Cristian Santana, 3B/1B, Dodgers No. 24
With 40-man space at a premium, Los Angeles couldn’t find a spot for Santana despite his 24-homer season in high Class A at age 21. While he’ll have to tone down his aggressiveness at the plate, he offers an intriguing combination of power, arm strength and defensive versatility.
Michael Gettys, OF, Padres
In his first Double-A season, Gettys, The Padres’ second-round pick in 2014, hit 15 homers with 17 steals but batted just .230 over 125 games with 160 strikeouts, the second-highest total in the Texas League.
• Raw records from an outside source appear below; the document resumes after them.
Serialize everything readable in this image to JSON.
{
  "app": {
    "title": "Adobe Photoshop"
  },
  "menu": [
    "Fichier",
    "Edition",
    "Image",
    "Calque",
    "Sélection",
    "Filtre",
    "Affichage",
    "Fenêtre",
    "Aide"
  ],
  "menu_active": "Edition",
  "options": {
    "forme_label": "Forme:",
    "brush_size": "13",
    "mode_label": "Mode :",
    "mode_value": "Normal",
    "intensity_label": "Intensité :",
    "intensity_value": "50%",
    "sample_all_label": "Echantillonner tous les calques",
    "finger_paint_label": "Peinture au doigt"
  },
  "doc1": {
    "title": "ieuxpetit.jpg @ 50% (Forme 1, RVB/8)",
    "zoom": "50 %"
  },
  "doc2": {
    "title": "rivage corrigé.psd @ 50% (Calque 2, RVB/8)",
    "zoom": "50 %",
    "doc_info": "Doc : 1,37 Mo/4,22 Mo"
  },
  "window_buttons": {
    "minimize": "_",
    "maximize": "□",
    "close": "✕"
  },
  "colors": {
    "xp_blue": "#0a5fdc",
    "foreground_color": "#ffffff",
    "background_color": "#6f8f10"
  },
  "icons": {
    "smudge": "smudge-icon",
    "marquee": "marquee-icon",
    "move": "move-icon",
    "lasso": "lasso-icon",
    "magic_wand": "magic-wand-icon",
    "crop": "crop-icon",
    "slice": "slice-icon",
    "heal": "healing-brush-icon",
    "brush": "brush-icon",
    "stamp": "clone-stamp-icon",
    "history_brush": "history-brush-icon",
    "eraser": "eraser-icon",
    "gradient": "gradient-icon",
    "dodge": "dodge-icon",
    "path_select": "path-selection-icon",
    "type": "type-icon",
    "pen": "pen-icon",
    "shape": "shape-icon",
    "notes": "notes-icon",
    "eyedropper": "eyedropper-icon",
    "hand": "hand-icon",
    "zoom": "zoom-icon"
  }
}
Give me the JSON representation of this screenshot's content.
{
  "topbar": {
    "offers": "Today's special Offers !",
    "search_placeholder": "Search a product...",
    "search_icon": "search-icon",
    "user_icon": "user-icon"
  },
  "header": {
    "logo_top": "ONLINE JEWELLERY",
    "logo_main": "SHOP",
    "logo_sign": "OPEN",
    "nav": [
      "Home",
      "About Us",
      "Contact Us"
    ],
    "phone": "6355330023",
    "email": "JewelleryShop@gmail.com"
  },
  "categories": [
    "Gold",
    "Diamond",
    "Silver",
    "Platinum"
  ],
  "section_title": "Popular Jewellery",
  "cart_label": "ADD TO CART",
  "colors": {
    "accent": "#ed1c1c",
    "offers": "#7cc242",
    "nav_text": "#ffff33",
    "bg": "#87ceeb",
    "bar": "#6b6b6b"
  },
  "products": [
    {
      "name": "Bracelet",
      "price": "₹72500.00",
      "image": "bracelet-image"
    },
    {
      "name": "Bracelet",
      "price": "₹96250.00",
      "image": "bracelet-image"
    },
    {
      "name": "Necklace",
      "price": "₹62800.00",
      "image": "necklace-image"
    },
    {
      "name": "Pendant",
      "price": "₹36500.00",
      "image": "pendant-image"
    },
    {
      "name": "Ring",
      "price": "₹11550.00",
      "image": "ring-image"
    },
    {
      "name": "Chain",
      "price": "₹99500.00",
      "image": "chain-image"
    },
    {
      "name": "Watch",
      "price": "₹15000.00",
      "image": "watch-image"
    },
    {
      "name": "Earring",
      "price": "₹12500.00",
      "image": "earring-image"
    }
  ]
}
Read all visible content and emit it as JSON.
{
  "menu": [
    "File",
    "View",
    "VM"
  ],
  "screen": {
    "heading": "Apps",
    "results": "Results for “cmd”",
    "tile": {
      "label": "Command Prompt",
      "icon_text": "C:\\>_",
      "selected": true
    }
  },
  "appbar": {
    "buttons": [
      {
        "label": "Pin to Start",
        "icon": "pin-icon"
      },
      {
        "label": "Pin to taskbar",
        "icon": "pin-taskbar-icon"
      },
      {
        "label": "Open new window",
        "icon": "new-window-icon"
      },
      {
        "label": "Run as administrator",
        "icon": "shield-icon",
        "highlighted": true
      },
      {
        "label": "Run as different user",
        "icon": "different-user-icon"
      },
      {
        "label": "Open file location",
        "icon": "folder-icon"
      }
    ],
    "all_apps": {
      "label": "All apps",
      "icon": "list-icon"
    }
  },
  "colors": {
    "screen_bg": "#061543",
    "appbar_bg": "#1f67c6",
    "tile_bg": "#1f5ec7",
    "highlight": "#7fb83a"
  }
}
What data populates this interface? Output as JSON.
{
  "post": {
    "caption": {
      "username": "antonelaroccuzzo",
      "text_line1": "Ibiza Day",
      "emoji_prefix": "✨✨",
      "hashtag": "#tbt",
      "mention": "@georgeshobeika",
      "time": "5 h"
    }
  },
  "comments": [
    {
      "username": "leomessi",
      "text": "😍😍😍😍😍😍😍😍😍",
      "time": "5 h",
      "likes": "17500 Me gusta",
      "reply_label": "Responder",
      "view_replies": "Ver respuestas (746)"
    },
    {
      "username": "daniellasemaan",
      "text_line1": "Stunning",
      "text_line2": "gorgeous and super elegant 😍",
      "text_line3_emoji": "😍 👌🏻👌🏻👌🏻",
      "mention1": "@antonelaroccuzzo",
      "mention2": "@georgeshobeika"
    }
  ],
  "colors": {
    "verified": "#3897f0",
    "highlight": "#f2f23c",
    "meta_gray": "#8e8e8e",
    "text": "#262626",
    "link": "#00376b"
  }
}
Though Gettys has a solid floor thanks to his combination of right-handed raw power, above-average speed and plus defense in center field, his ongoing struggles in refining his approach and trimming his perennially high strikeout rate will be enough to make some teams think twice.
Sandro Fabian, OF, Giants No. 8
Fabian has some of the best upside in San Francisco’s system, and he is one of the Giants’ best position prospects, but it’s a safe gamble to leave him unprotected, because he’s not anywhere close to ready for the big leagues after batting .200/.260/.325 in high Class A at age 20. That line belies his bat-to-ball skills and power potential, and he also is a quality right fielder with a strong arm.